Work request: Could you please write out the data shown below, exactly and in full?

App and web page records

────

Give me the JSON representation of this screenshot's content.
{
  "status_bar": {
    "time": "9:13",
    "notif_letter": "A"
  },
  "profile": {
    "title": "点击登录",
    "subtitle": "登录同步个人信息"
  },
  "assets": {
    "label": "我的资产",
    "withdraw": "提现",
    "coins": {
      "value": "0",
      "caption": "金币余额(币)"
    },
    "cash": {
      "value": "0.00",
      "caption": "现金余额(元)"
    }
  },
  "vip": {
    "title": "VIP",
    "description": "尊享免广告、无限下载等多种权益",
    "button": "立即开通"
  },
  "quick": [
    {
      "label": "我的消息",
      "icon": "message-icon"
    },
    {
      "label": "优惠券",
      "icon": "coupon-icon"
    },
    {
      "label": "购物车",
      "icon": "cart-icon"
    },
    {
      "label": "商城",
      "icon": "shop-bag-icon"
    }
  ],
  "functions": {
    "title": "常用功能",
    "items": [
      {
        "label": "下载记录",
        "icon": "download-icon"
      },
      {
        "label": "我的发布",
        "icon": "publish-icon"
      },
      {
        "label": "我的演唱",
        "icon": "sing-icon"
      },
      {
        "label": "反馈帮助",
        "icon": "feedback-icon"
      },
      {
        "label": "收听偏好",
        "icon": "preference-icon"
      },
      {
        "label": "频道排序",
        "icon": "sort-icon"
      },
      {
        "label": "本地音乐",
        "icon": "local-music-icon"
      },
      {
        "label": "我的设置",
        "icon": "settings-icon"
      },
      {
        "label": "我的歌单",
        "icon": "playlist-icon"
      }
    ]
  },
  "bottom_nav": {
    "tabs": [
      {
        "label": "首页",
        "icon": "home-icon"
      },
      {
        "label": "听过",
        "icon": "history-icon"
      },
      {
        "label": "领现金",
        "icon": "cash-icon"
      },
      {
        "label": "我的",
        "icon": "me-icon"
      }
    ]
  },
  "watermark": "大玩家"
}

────

Exercise solution:
Give me the JSON representation of this screenshot's content.
{
  "status_bar": {
    "time": "9:13",
    "notif_letter": "A"
  },
  "profile": {
    "title": "点击登录",
    "subtitle": "登录同步个人信息"
  },
  "assets": {
    "label": "我的资产",
    "withdraw": "提现",
    "coins": {
      "value": "0",
      "caption": "金币余额(币)"
    },
    "cash": {
      "value": "0.00",
      "caption": "现金余额(元)"
    }
  },
  "vip": {
    "title": "VIP",
    "description": "尊享免广告、无限下载等多种权益",
    "button": "立即开通"
  },
  "quick": [
    {
      "label": "我的消息",
      "icon": "message-icon"
    },
    {
      "label": "优惠券",
      "icon": "coupon-icon"
    },
    {
      "label": "购物车",
      "icon": "cart-icon"
    },
    {
      "label": "商城",
      "icon": "shop-bag-icon"
    }
  ],
  "functions": {
    "title": "常用功能",
    "items": [
      {
        "label": "下载记录",
        "icon": "download-icon"
      },
      {
        "label": "我的发布",
        "icon": "publish-icon"
      },
      {
        "label": "我的演唱",
        "icon": "sing-icon"
      },
      {
        "label": "反馈帮助",
        "icon": "feedback-icon"
      },
      {
        "label": "收听偏好",
        "icon": "preference-icon"
      },
      {
        "label": "频道排序",
        "icon": "sort-icon"
      },
      {
        "label": "本地音乐",
        "icon": "local-music-icon"
      },
      {
        "label": "我的设置",
        "icon": "settings-icon"
      },
      {
        "label": "我的歌单",
        "icon": "playlist-icon"
      }
    ]
  },
  "bottom_nav": {
    "tabs": [
      {
        "label": "首页",
        "icon": "home-icon"
      },
      {
        "label": "听过",
        "icon": "history-icon"
      },
      {
        "label": "领现金",
        "icon": "cash-icon"
      },
      {
        "label": "我的",
        "icon": "me-icon"
      }
    ]
  },
  "watermark": "大玩家"
}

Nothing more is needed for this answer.